DIRECTIONS FOR THIS TASK ▸ Here is a block of records. Copy every line in it that includes "Live".

=== RECORDS TO PROCESS ===

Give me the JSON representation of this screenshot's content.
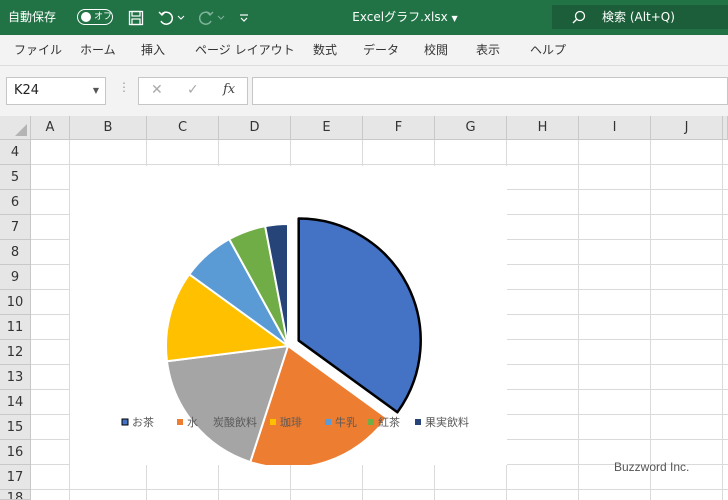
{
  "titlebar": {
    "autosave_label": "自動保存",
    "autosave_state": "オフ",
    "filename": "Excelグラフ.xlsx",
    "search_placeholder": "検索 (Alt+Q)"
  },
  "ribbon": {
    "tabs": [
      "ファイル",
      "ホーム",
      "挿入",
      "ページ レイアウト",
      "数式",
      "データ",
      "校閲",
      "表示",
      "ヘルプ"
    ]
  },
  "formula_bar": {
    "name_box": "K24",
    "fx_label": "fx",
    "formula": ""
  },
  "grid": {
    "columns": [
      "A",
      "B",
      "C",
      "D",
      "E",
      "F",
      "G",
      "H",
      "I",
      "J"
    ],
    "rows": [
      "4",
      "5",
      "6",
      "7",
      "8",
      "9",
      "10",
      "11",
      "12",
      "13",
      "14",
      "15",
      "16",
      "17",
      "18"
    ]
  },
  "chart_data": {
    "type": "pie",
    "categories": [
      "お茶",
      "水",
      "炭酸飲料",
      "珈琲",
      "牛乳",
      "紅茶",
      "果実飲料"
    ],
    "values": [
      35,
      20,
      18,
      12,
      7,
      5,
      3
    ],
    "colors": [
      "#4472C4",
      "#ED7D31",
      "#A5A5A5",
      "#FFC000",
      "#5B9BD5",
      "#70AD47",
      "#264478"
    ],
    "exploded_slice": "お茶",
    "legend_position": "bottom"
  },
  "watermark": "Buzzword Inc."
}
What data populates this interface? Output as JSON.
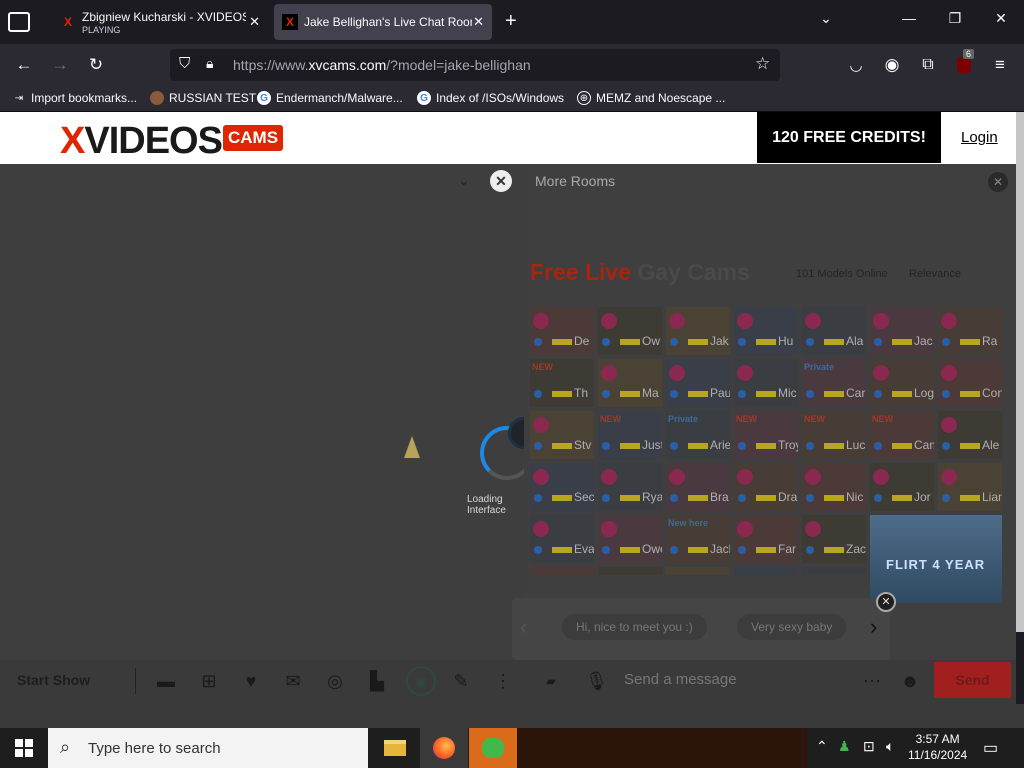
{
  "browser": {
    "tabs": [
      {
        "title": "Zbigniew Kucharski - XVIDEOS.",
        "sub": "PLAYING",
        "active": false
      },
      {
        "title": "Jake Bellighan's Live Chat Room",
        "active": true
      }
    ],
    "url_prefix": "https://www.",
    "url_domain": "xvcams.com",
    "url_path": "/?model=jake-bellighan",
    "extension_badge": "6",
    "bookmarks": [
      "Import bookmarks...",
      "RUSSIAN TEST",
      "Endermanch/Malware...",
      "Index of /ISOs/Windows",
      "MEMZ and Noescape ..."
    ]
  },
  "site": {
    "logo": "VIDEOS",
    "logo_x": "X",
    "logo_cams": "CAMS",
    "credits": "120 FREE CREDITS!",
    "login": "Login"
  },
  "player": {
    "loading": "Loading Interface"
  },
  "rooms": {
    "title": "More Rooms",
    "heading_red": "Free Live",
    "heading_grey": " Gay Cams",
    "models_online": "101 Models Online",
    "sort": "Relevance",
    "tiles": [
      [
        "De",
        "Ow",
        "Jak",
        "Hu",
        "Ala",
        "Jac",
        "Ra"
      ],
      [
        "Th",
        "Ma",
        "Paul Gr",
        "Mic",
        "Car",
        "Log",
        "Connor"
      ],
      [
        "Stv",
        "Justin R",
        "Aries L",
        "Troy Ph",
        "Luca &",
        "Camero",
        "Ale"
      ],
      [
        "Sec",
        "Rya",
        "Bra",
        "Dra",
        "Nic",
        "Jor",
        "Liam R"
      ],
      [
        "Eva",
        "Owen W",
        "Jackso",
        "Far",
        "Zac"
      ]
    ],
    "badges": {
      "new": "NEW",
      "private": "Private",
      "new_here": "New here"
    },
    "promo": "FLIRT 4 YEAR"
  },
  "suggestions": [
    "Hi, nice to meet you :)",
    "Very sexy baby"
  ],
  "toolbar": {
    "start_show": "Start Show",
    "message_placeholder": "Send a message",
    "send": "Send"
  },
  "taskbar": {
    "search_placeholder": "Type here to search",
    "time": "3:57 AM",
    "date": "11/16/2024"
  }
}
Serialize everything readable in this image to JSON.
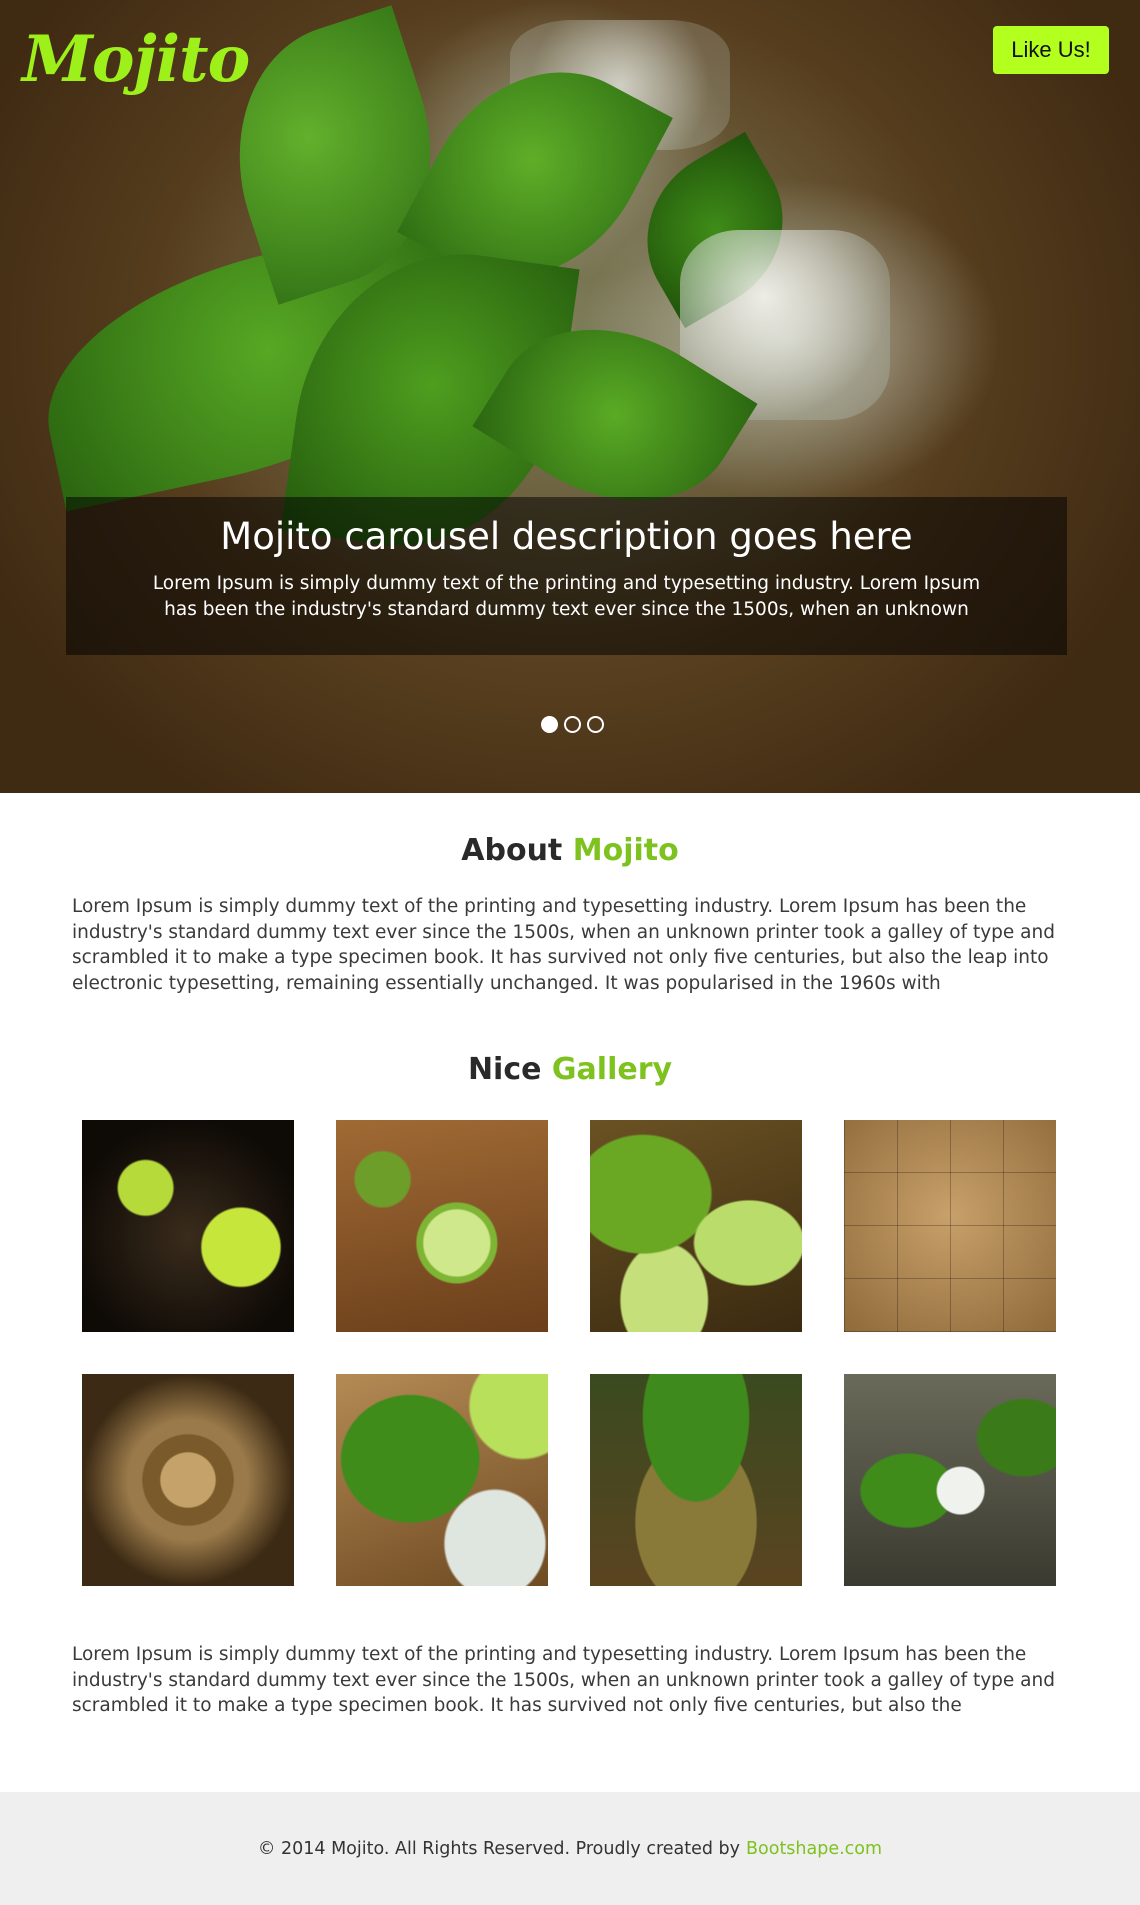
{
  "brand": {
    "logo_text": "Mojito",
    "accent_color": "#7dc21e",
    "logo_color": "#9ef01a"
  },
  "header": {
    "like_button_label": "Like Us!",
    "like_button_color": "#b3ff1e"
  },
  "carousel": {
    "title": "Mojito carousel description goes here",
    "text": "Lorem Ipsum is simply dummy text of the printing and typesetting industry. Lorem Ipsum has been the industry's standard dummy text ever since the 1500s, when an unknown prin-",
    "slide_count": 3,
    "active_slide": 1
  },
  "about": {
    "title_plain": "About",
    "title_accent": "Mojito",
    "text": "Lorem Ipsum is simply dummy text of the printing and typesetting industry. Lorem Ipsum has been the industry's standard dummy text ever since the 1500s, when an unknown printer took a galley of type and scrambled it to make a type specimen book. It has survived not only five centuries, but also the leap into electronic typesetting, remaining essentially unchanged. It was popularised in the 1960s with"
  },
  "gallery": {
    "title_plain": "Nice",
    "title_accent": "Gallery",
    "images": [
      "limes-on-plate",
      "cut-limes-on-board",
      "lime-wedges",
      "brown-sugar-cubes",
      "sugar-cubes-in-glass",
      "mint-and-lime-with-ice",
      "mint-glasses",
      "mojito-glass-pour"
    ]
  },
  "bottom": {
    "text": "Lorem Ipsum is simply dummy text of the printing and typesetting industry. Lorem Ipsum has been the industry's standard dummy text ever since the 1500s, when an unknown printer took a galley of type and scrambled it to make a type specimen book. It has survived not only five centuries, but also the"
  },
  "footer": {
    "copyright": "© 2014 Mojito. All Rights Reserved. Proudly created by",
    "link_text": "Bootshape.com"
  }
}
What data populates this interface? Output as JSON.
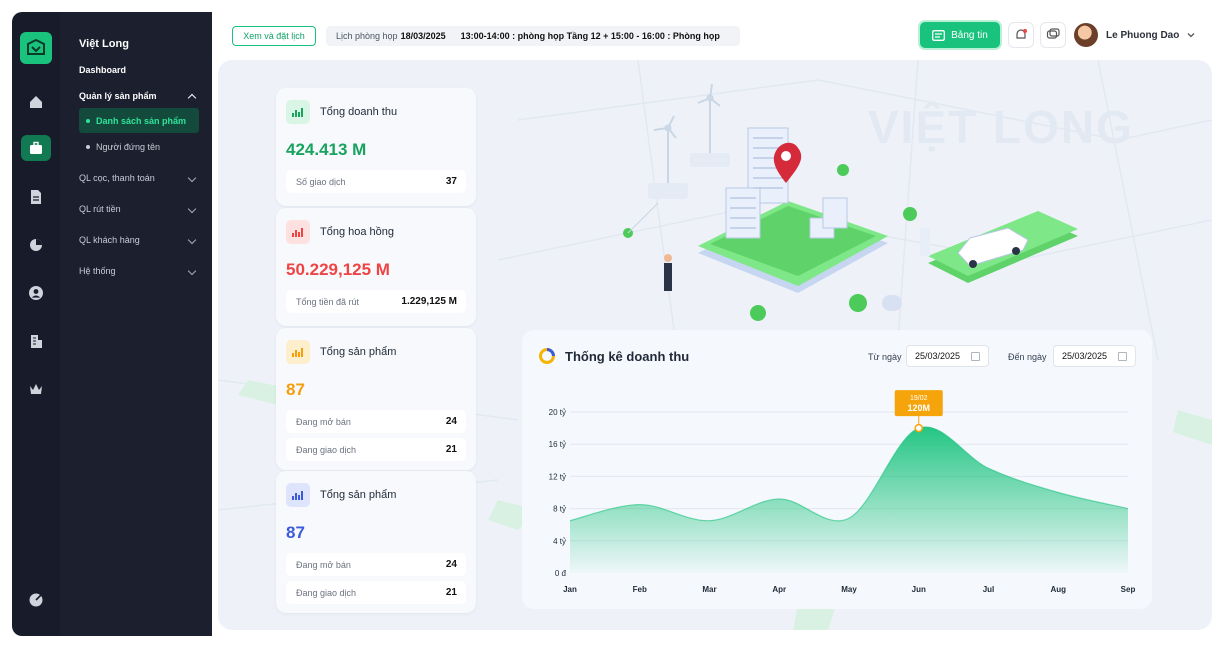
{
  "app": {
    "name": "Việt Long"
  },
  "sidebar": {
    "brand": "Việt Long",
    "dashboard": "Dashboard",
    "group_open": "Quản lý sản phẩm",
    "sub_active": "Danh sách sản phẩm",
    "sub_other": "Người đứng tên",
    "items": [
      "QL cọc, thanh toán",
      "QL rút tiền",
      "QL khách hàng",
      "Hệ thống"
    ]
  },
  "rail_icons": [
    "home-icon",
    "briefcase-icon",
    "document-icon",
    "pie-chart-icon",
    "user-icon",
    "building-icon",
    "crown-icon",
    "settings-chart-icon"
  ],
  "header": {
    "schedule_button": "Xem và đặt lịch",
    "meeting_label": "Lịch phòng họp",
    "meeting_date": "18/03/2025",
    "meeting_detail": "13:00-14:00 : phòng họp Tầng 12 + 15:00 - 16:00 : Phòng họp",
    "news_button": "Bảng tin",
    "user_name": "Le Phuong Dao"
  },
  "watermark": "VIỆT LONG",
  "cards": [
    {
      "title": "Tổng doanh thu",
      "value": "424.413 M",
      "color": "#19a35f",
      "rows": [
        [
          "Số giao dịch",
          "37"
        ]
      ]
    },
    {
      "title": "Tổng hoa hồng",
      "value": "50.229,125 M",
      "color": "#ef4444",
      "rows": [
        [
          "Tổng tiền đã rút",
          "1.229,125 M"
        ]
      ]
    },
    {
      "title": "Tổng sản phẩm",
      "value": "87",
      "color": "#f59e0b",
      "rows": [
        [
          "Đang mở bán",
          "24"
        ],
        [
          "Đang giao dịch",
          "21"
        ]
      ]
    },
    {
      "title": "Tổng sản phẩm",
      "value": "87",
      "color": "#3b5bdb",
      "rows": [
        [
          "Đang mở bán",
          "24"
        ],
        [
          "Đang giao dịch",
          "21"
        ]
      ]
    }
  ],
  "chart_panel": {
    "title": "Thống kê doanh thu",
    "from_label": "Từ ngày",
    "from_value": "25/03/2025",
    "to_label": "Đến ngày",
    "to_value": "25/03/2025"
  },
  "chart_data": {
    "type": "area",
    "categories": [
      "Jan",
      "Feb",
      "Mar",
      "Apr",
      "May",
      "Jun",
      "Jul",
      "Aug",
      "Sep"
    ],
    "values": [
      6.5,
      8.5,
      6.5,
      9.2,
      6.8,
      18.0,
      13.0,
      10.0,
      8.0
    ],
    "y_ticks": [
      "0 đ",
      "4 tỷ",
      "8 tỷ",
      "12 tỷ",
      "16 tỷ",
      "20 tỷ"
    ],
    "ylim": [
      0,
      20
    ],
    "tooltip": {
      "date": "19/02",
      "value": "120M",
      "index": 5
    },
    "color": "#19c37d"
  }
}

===

YOUR SOLUTION ▸
        "title": "Jake Bellighan's Live Chat Room",
    "heading_red": "Free Live",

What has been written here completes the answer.